> [What is being asked]: Produce the full set of records below once more, exactly as they stand.

Page and application data records
····················

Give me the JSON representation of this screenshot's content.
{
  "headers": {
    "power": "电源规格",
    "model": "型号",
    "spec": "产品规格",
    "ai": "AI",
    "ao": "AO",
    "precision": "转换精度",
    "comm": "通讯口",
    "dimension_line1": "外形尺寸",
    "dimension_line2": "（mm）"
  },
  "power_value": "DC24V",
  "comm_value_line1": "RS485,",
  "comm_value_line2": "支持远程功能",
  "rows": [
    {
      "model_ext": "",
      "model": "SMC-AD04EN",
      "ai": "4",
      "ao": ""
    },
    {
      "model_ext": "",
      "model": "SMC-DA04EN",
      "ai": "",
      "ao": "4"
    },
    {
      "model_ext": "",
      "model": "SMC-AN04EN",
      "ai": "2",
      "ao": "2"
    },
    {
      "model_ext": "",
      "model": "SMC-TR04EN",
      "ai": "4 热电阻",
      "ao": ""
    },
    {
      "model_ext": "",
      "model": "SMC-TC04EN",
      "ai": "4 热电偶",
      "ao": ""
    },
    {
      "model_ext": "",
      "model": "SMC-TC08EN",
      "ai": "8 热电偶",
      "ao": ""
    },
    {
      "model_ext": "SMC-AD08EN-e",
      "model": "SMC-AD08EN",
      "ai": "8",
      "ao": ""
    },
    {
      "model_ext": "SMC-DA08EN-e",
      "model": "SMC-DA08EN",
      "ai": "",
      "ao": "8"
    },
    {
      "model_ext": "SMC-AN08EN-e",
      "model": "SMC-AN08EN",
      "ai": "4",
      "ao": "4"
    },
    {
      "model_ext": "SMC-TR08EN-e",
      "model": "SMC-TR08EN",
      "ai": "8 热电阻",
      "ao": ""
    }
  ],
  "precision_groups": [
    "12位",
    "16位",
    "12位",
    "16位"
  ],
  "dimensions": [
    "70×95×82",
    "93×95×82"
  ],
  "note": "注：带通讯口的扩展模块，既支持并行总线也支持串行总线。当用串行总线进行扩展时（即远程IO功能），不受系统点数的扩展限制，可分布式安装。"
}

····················

> [Your response]:
Give me the JSON representation of this screenshot's content.
{
  "headers": {
    "power": "电源规格",
    "model": "型号",
    "spec": "产品规格",
    "ai": "AI",
    "ao": "AO",
    "precision": "转换精度",
    "comm": "通讯口",
    "dimension_line1": "外形尺寸",
    "dimension_line2": "（mm）"
  },
  "power_value": "DC24V",
  "comm_value_line1": "RS485,",
  "comm_value_line2": "支持远程功能",
  "rows": [
    {
      "model_ext": "",
      "model": "SMC-AD04EN",
      "ai": "4",
      "ao": ""
    },
    {
      "model_ext": "",
      "model": "SMC-DA04EN",
      "ai": "",
      "ao": "4"
    },
    {
      "model_ext": "",
      "model": "SMC-AN04EN",
      "ai": "2",
      "ao": "2"
    },
    {
      "model_ext": "",
      "model": "SMC-TR04EN",
      "ai": "4 热电阻",
      "ao": ""
    },
    {
      "model_ext": "",
      "model": "SMC-TC04EN",
      "ai": "4 热电偶",
      "ao": ""
    },
    {
      "model_ext": "",
      "model": "SMC-TC08EN",
      "ai": "8 热电偶",
      "ao": ""
    },
    {
      "model_ext": "SMC-AD08EN-e",
      "model": "SMC-AD08EN",
      "ai": "8",
      "ao": ""
    },
    {
      "model_ext": "SMC-DA08EN-e",
      "model": "SMC-DA08EN",
      "ai": "",
      "ao": "8"
    },
    {
      "model_ext": "SMC-AN08EN-e",
      "model": "SMC-AN08EN",
      "ai": "4",
      "ao": "4"
    },
    {
      "model_ext": "SMC-TR08EN-e",
      "model": "SMC-TR08EN",
      "ai": "8 热电阻",
      "ao": ""
    }
  ],
  "precision_groups": [
    "12位",
    "16位",
    "12位",
    "16位"
  ],
  "dimensions": [
    "70×95×82",
    "93×95×82"
  ],
  "note": "注：带通讯口的扩展模块，既支持并行总线也支持串行总线。当用串行总线进行扩展时（即远程IO功能），不受系统点数的扩展限制，可分布式安装。"
}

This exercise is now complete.